Look through the listing below and say how many lines contain the word "label". Nothing else belongs in the reply.

* **DATA FOR THIS EXERCISE**:
######

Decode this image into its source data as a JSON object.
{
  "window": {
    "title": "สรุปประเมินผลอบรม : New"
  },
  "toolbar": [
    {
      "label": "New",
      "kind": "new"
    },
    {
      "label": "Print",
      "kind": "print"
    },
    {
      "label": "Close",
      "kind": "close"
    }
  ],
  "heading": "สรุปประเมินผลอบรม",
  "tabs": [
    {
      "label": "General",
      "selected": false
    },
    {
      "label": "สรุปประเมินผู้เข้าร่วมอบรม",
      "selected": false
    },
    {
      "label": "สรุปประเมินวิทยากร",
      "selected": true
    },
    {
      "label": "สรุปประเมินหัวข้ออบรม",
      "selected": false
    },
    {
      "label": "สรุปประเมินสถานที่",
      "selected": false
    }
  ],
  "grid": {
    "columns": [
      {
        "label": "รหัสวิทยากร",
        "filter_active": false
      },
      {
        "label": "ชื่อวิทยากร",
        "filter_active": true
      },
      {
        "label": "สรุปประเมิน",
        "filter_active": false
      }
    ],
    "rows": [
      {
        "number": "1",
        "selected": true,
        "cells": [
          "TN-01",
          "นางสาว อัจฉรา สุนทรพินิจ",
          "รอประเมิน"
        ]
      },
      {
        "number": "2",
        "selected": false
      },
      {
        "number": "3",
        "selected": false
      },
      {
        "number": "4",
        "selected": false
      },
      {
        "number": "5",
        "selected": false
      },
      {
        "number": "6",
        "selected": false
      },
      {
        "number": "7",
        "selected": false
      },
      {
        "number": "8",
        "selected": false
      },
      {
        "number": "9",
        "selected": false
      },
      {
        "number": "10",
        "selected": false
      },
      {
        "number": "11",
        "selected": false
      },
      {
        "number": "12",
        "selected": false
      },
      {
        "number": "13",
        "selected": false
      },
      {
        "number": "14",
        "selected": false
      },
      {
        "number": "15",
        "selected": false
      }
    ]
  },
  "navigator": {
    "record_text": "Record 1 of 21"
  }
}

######

* **PROBLEM SOLUTION**: 11